Having checked out Dr Huws online, Is am hopeful it will be our culture, not the imposed one
Sounds as if it’s the genuine article.
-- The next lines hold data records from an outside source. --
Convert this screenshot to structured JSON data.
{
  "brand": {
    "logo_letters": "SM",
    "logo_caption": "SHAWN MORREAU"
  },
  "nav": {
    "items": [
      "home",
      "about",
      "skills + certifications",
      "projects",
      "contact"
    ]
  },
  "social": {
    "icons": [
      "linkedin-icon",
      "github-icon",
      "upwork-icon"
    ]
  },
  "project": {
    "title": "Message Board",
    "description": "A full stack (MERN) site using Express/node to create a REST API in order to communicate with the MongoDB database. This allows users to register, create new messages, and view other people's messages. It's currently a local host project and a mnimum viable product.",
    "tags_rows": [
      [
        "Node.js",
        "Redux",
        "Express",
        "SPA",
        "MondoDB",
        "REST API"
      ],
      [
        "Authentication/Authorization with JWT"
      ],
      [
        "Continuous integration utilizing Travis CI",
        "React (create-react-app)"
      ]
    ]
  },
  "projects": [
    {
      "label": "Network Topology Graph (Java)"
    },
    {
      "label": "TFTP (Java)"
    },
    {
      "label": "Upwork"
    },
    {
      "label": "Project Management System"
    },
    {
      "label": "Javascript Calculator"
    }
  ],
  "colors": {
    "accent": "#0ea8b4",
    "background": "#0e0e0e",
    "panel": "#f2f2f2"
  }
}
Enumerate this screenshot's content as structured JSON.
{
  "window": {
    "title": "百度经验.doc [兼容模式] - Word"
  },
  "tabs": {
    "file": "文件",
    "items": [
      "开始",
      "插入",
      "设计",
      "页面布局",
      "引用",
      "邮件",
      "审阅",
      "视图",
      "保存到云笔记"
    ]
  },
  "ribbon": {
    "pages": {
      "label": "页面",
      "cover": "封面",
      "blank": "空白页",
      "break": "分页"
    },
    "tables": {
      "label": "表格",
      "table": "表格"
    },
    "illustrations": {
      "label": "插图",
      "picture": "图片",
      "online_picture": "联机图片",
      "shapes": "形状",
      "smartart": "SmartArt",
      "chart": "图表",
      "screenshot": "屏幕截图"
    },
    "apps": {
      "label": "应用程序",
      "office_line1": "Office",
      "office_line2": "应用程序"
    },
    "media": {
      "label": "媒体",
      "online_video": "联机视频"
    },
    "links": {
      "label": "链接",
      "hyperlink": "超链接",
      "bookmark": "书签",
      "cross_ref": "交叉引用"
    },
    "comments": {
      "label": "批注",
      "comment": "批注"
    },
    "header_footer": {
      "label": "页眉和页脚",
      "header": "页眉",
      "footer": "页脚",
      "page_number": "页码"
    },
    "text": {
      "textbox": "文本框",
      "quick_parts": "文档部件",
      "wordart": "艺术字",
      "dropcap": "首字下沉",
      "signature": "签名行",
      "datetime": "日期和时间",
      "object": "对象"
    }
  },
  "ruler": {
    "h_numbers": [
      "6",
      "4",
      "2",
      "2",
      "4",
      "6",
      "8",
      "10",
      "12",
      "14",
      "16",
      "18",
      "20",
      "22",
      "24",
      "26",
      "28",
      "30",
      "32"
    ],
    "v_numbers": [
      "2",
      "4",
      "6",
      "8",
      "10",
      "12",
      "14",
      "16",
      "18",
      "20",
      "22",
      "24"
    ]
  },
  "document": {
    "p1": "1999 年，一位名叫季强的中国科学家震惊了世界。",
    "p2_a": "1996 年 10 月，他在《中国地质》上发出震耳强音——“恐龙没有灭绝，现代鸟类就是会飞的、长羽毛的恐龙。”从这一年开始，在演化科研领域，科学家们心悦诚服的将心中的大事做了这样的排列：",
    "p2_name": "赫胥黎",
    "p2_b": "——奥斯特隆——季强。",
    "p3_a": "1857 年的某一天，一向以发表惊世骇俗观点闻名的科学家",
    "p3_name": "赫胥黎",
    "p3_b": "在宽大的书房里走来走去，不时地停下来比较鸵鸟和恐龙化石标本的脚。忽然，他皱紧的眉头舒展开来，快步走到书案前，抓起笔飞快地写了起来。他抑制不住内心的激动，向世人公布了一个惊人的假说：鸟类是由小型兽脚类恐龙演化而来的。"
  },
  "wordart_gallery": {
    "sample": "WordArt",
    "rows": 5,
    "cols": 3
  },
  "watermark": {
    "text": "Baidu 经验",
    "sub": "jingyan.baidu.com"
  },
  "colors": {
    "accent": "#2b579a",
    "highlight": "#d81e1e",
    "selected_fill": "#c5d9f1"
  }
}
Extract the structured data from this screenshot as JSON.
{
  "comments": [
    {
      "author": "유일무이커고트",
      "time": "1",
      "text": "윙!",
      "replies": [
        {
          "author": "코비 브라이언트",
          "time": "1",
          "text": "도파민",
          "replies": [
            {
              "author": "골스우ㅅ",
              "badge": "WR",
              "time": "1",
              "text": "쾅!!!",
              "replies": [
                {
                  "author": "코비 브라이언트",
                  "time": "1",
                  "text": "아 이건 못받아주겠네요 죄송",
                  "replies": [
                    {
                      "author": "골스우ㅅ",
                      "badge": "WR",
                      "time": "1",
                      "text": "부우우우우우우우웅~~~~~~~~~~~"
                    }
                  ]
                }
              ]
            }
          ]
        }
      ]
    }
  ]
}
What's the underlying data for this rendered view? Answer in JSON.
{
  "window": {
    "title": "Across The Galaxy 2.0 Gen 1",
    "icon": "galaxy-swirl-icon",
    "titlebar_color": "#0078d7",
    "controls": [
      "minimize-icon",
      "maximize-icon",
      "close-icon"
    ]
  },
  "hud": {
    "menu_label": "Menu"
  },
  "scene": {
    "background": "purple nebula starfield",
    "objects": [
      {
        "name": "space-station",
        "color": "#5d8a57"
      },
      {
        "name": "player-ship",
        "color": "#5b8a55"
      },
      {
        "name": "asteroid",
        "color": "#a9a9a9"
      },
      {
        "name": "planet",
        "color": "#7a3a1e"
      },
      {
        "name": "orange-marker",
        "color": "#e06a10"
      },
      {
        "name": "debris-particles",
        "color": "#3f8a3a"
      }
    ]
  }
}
Wales is the cradle of Britain’s literary history with our scholars and dark age manuscripts. Theirs Welsh Saint Gildas who was a Post-Roman cleric from Hen Ogledd responsible for documenting our native history with his famous work called, De Excidio et Conquestu Britanniae (On the Ruin and Conquest of Britain), which is the only surviving record detailing Sub-Roman Britain. And in Gildas’s work he described famous battles , mentions Ambrose Aurelian, a warrior later used as King Arthur’s uncle by fellow Welsh cleric Geoffrey of Monmouth the father of Arthurian Legends and influencer later of the fantasy genre. If it… Read more »